### Work item
Go through the entries below and tally the lines containing the string "photo"; report only the tally.

### Stored data
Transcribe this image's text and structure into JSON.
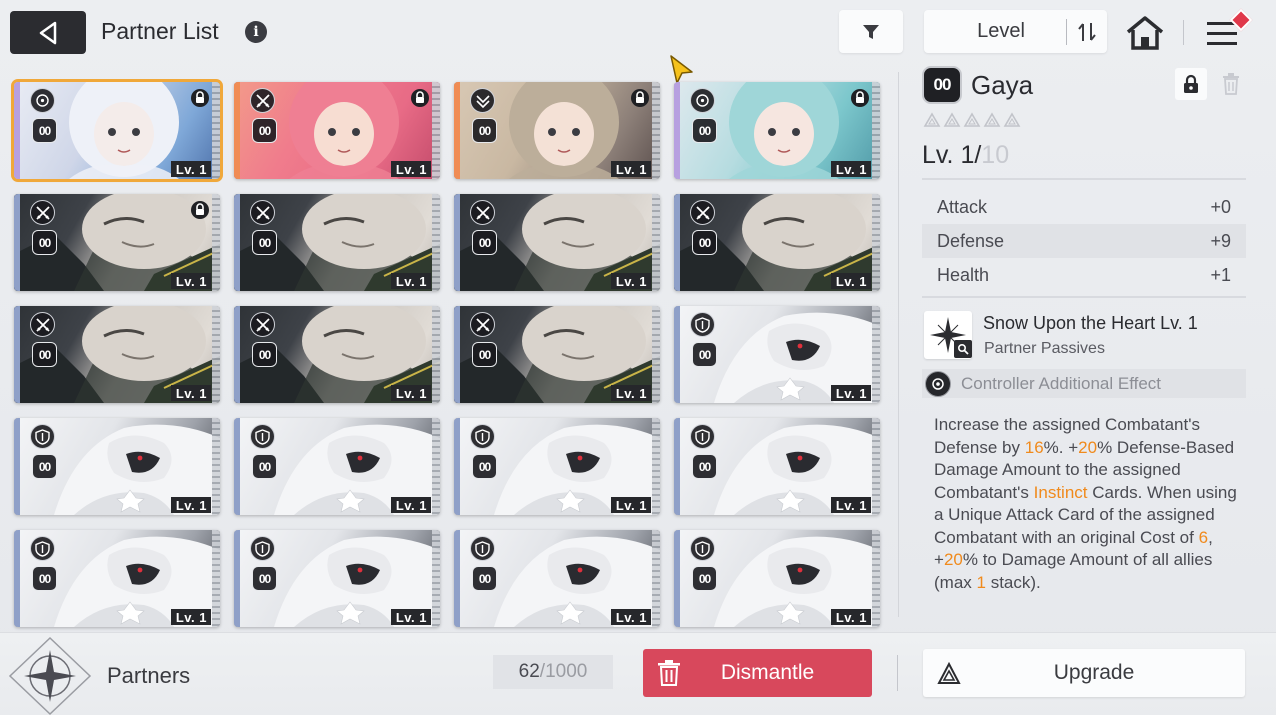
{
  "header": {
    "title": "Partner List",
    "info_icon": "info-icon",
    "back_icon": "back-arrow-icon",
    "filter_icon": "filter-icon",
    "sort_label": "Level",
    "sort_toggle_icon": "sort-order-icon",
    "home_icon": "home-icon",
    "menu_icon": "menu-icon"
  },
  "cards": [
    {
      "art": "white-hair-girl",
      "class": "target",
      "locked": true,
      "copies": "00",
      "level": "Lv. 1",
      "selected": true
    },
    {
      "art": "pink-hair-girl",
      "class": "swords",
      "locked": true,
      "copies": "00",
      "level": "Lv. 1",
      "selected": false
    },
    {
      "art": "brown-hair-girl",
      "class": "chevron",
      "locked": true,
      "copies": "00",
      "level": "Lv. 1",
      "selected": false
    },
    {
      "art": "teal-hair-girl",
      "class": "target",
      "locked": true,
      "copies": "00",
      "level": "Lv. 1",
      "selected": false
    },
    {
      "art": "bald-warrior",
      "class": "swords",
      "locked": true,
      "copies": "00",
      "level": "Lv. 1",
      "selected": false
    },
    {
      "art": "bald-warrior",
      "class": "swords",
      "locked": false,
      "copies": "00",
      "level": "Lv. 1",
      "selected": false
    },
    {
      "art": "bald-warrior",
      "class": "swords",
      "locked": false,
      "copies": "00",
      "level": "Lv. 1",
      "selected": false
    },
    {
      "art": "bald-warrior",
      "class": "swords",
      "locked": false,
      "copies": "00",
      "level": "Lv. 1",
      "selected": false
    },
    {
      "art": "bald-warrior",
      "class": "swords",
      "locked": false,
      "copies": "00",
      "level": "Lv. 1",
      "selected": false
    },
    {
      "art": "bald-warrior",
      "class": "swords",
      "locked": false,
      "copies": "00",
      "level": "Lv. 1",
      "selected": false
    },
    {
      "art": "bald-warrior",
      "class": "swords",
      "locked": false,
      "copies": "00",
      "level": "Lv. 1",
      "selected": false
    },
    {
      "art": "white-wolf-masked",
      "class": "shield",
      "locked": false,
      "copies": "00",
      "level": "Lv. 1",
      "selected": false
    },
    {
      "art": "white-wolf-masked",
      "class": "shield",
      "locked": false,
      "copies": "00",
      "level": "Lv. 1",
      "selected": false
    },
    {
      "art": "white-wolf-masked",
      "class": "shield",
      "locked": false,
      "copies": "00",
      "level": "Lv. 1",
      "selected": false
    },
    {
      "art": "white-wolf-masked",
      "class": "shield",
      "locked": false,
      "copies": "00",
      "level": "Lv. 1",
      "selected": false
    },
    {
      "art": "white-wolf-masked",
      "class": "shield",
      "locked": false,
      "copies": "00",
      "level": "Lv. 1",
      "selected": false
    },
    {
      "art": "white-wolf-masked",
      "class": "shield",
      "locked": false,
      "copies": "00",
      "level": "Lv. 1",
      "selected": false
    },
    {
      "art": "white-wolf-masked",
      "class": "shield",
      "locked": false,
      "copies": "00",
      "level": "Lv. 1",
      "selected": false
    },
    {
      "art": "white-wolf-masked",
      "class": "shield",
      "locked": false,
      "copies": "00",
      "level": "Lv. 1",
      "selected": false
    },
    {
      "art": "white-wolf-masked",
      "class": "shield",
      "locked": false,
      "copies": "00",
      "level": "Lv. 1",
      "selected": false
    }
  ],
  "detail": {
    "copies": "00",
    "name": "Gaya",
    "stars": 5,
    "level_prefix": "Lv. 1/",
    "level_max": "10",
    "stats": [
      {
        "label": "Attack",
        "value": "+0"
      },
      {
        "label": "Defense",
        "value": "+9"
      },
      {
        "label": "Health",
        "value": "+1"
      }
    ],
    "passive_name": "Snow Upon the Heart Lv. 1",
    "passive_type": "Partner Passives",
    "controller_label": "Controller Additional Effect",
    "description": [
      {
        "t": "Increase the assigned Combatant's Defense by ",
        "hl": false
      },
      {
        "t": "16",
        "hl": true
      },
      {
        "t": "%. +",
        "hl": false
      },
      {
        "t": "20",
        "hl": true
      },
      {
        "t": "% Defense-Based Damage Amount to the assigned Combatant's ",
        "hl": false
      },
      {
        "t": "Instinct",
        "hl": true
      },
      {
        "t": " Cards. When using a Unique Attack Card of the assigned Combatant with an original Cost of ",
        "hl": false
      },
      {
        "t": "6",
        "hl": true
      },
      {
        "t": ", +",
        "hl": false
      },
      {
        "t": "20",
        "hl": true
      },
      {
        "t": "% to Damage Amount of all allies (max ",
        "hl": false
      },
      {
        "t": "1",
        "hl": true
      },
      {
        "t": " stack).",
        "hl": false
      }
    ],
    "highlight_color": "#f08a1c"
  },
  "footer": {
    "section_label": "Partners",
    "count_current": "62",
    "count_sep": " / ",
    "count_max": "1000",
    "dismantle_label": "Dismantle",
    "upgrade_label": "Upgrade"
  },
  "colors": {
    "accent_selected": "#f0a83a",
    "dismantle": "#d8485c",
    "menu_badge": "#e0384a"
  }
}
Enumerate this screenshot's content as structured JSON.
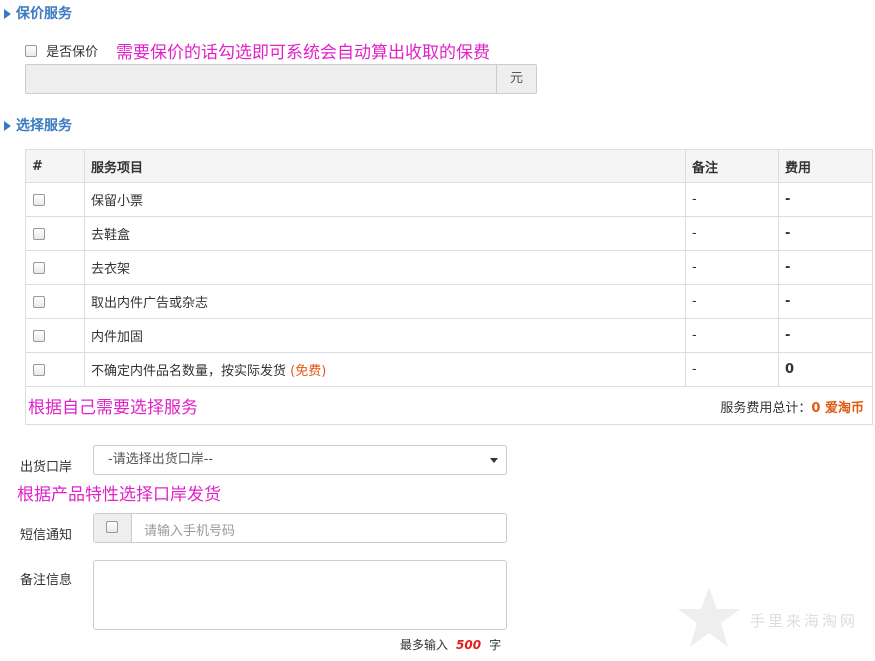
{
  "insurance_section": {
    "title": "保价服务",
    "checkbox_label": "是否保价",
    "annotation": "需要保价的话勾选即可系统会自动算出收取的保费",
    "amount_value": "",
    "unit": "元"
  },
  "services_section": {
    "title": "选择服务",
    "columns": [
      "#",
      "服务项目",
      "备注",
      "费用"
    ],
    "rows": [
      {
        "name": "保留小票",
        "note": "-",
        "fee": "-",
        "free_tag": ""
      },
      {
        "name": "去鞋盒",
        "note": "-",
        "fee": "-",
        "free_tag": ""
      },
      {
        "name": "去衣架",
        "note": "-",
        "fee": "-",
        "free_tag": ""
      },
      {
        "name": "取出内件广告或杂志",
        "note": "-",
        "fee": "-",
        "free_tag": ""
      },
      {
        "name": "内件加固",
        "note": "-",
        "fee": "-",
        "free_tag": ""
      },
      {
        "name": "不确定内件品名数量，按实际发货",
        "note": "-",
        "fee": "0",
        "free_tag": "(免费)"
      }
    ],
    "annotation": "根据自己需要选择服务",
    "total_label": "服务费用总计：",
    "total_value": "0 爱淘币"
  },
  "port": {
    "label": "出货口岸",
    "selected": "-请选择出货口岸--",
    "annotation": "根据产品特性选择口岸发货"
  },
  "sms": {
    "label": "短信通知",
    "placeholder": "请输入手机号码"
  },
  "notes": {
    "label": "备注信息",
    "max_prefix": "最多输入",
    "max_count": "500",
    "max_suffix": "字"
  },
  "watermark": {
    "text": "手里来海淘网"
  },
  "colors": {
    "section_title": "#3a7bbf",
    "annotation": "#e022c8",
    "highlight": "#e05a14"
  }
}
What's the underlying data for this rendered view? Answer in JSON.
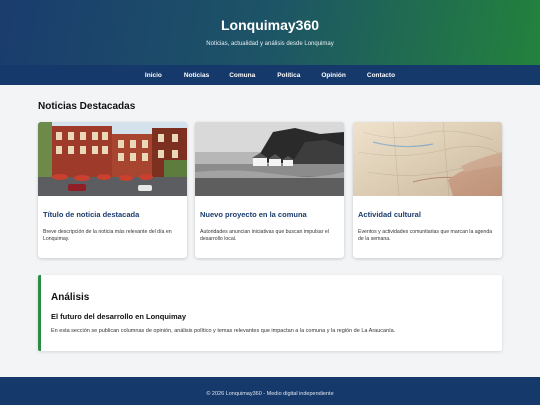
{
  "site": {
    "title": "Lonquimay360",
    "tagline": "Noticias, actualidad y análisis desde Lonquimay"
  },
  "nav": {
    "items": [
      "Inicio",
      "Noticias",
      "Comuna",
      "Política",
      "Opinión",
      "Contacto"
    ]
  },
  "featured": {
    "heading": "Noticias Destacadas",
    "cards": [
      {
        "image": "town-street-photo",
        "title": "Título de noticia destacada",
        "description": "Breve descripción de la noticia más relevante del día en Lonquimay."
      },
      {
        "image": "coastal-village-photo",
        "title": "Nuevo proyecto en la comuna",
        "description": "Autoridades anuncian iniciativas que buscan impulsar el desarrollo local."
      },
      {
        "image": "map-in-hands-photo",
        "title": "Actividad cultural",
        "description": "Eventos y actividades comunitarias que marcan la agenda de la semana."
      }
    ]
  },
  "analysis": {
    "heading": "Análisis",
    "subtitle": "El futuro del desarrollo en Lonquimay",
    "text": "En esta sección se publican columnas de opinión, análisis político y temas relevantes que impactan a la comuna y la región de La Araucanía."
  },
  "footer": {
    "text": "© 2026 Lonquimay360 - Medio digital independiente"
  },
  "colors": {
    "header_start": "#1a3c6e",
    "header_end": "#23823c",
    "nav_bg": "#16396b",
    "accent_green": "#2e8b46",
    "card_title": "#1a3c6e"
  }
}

### Result of this exercise
3